- ABOUT THIS EXERCISE:
Return all of the listing word for word; the pictures stay out.

----------------------------------------

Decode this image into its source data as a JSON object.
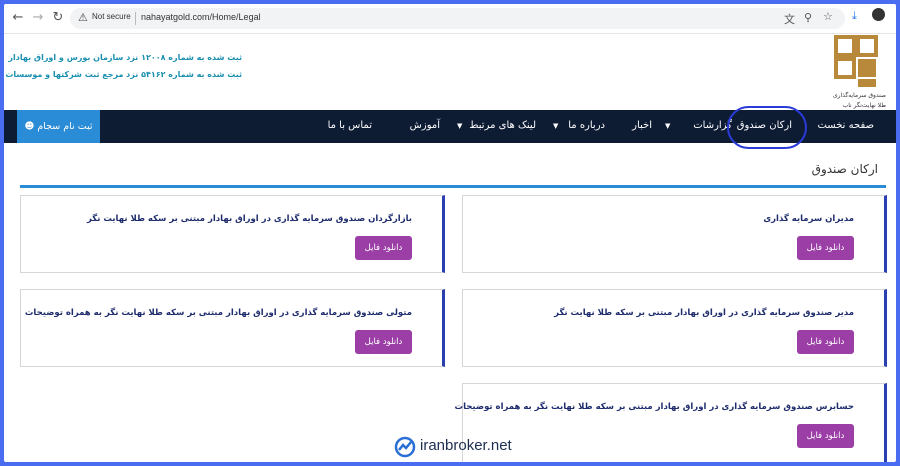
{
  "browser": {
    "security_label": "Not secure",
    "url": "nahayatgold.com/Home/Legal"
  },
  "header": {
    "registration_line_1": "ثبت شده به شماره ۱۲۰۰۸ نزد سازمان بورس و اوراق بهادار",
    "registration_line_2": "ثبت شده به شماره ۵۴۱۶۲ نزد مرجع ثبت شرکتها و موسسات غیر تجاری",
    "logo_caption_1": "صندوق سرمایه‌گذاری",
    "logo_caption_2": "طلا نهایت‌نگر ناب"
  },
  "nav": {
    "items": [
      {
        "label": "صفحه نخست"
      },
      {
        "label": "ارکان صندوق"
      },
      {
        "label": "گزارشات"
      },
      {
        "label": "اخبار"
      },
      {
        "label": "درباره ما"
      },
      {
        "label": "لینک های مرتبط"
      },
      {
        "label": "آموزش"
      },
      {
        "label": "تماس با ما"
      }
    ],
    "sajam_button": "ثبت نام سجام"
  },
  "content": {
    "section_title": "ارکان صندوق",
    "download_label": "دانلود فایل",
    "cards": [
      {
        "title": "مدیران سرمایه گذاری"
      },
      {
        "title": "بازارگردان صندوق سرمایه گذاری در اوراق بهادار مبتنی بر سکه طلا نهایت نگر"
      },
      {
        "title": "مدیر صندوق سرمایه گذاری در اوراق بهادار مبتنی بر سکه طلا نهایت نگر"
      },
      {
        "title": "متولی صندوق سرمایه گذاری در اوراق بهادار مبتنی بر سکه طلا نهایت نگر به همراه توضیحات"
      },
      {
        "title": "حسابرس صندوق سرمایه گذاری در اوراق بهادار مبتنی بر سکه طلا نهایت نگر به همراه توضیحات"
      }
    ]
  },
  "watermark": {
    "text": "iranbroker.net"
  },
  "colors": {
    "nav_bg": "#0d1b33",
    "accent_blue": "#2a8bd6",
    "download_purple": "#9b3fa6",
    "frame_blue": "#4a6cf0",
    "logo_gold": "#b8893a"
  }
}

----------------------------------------

- WRITTEN RESPONSE:
Decode this image into its source data as a JSON object.
{
  "browser": {
    "security_label": "Not secure",
    "url": "nahayatgold.com/Home/Legal"
  },
  "header": {
    "registration_line_1": "ثبت شده به شماره ۱۲۰۰۸ نزد سازمان بورس و اوراق بهادار",
    "registration_line_2": "ثبت شده به شماره ۵۴۱۶۲ نزد مرجع ثبت شرکتها و موسسات غیر تجاری",
    "logo_caption_1": "صندوق سرمایه‌گذاری",
    "logo_caption_2": "طلا نهایت‌نگر ناب"
  },
  "nav": {
    "items": [
      {
        "label": "صفحه نخست"
      },
      {
        "label": "ارکان صندوق"
      },
      {
        "label": "گزارشات"
      },
      {
        "label": "اخبار"
      },
      {
        "label": "درباره ما"
      },
      {
        "label": "لینک های مرتبط"
      },
      {
        "label": "آموزش"
      },
      {
        "label": "تماس با ما"
      }
    ],
    "sajam_button": "ثبت نام سجام"
  },
  "content": {
    "section_title": "ارکان صندوق",
    "download_label": "دانلود فایل",
    "cards": [
      {
        "title": "مدیران سرمایه گذاری"
      },
      {
        "title": "بازارگردان صندوق سرمایه گذاری در اوراق بهادار مبتنی بر سکه طلا نهایت نگر"
      },
      {
        "title": "مدیر صندوق سرمایه گذاری در اوراق بهادار مبتنی بر سکه طلا نهایت نگر"
      },
      {
        "title": "متولی صندوق سرمایه گذاری در اوراق بهادار مبتنی بر سکه طلا نهایت نگر به همراه توضیحات"
      },
      {
        "title": "حسابرس صندوق سرمایه گذاری در اوراق بهادار مبتنی بر سکه طلا نهایت نگر به همراه توضیحات"
      }
    ]
  },
  "watermark": {
    "text": "iranbroker.net"
  },
  "colors": {
    "nav_bg": "#0d1b33",
    "accent_blue": "#2a8bd6",
    "download_purple": "#9b3fa6",
    "frame_blue": "#4a6cf0",
    "logo_gold": "#b8893a"
  }
}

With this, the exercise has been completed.